- **EXERCISE DESCRIPTION**: Each record below should be written out again exactly.

- **Data records for software interfaces**:

* * * * * * * * *

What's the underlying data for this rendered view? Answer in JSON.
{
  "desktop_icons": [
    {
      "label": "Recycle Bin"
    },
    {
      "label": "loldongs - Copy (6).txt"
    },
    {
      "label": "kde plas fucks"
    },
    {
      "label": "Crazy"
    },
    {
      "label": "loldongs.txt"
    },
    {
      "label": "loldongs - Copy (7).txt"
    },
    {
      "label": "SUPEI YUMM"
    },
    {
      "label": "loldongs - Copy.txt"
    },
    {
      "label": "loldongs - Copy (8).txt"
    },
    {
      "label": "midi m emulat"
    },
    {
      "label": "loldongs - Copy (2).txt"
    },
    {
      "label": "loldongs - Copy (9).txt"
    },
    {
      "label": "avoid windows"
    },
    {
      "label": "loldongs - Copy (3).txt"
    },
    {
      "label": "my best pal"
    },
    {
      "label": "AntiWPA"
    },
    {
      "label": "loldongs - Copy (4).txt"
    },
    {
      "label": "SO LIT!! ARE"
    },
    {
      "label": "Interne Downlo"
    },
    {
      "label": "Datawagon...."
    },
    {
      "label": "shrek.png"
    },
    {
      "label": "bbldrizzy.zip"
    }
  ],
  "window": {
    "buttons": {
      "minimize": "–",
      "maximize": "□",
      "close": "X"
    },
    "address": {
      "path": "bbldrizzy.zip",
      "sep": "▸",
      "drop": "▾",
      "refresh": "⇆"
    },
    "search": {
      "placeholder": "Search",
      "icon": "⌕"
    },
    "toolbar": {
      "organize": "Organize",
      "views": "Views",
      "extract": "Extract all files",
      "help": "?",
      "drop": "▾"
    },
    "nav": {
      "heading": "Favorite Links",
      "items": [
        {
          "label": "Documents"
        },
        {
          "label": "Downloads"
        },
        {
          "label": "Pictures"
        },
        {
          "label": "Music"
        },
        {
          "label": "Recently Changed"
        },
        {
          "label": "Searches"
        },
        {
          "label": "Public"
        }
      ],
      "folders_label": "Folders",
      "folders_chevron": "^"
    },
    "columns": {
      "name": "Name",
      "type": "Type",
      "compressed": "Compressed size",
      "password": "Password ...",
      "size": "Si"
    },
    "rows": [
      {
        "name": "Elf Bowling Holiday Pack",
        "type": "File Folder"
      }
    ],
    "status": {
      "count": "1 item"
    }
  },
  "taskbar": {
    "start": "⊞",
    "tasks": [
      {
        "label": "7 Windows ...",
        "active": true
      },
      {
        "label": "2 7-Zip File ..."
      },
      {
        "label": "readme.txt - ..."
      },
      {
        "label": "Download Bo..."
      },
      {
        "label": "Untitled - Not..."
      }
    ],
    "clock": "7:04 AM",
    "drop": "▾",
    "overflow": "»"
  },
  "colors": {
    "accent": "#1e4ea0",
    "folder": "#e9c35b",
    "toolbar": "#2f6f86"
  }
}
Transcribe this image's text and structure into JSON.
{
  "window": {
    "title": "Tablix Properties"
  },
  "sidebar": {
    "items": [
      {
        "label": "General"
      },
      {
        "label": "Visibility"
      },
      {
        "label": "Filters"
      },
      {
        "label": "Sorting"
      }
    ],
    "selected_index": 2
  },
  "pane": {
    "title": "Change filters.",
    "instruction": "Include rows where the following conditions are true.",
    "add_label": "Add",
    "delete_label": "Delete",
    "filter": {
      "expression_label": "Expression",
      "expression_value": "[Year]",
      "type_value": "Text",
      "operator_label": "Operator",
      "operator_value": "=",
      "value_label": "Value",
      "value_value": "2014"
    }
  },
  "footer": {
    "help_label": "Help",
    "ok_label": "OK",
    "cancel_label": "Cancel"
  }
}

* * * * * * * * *

- **RESULT OF THIS TASK**:
What's the underlying data for this rendered view? Answer in JSON.
{
  "desktop_icons": [
    {
      "label": "Recycle Bin"
    },
    {
      "label": "loldongs - Copy (6).txt"
    },
    {
      "label": "kde plas fucks"
    },
    {
      "label": "Crazy"
    },
    {
      "label": "loldongs.txt"
    },
    {
      "label": "loldongs - Copy (7).txt"
    },
    {
      "label": "SUPEI YUMM"
    },
    {
      "label": "loldongs - Copy.txt"
    },
    {
      "label": "loldongs - Copy (8).txt"
    },
    {
      "label": "midi m emulat"
    },
    {
      "label": "loldongs - Copy (2).txt"
    },
    {
      "label": "loldongs - Copy (9).txt"
    },
    {
      "label": "avoid windows"
    },
    {
      "label": "loldongs - Copy (3).txt"
    },
    {
      "label": "my best pal"
    },
    {
      "label": "AntiWPA"
    },
    {
      "label": "loldongs - Copy (4).txt"
    },
    {
      "label": "SO LIT!! ARE"
    },
    {
      "label": "Interne Downlo"
    },
    {
      "label": "Datawagon...."
    },
    {
      "label": "shrek.png"
    },
    {
      "label": "bbldrizzy.zip"
    }
  ],
  "window": {
    "buttons": {
      "minimize": "–",
      "maximize": "□",
      "close": "X"
    },
    "address": {
      "path": "bbldrizzy.zip",
      "sep": "▸",
      "drop": "▾",
      "refresh": "⇆"
    },
    "search": {
      "placeholder": "Search",
      "icon": "⌕"
    },
    "toolbar": {
      "organize": "Organize",
      "views": "Views",
      "extract": "Extract all files",
      "help": "?",
      "drop": "▾"
    },
    "nav": {
      "heading": "Favorite Links",
      "items": [
        {
          "label": "Documents"
        },
        {
          "label": "Downloads"
        },
        {
          "label": "Pictures"
        },
        {
          "label": "Music"
        },
        {
          "label": "Recently Changed"
        },
        {
          "label": "Searches"
        },
        {
          "label": "Public"
        }
      ],
      "folders_label": "Folders",
      "folders_chevron": "^"
    },
    "columns": {
      "name": "Name",
      "type": "Type",
      "compressed": "Compressed size",
      "password": "Password ...",
      "size": "Si"
    },
    "rows": [
      {
        "name": "Elf Bowling Holiday Pack",
        "type": "File Folder"
      }
    ],
    "status": {
      "count": "1 item"
    }
  },
  "taskbar": {
    "start": "⊞",
    "tasks": [
      {
        "label": "7 Windows ...",
        "active": true
      },
      {
        "label": "2 7-Zip File ..."
      },
      {
        "label": "readme.txt - ..."
      },
      {
        "label": "Download Bo..."
      },
      {
        "label": "Untitled - Not..."
      }
    ],
    "clock": "7:04 AM",
    "drop": "▾",
    "overflow": "»"
  },
  "colors": {
    "accent": "#1e4ea0",
    "folder": "#e9c35b",
    "toolbar": "#2f6f86"
  }
}
Transcribe this image's text and structure into JSON.
{
  "window": {
    "title": "Tablix Properties"
  },
  "sidebar": {
    "items": [
      {
        "label": "General"
      },
      {
        "label": "Visibility"
      },
      {
        "label": "Filters"
      },
      {
        "label": "Sorting"
      }
    ],
    "selected_index": 2
  },
  "pane": {
    "title": "Change filters.",
    "instruction": "Include rows where the following conditions are true.",
    "add_label": "Add",
    "delete_label": "Delete",
    "filter": {
      "expression_label": "Expression",
      "expression_value": "[Year]",
      "type_value": "Text",
      "operator_label": "Operator",
      "operator_value": "=",
      "value_label": "Value",
      "value_value": "2014"
    }
  },
  "footer": {
    "help_label": "Help",
    "ok_label": "OK",
    "cancel_label": "Cancel"
  }
}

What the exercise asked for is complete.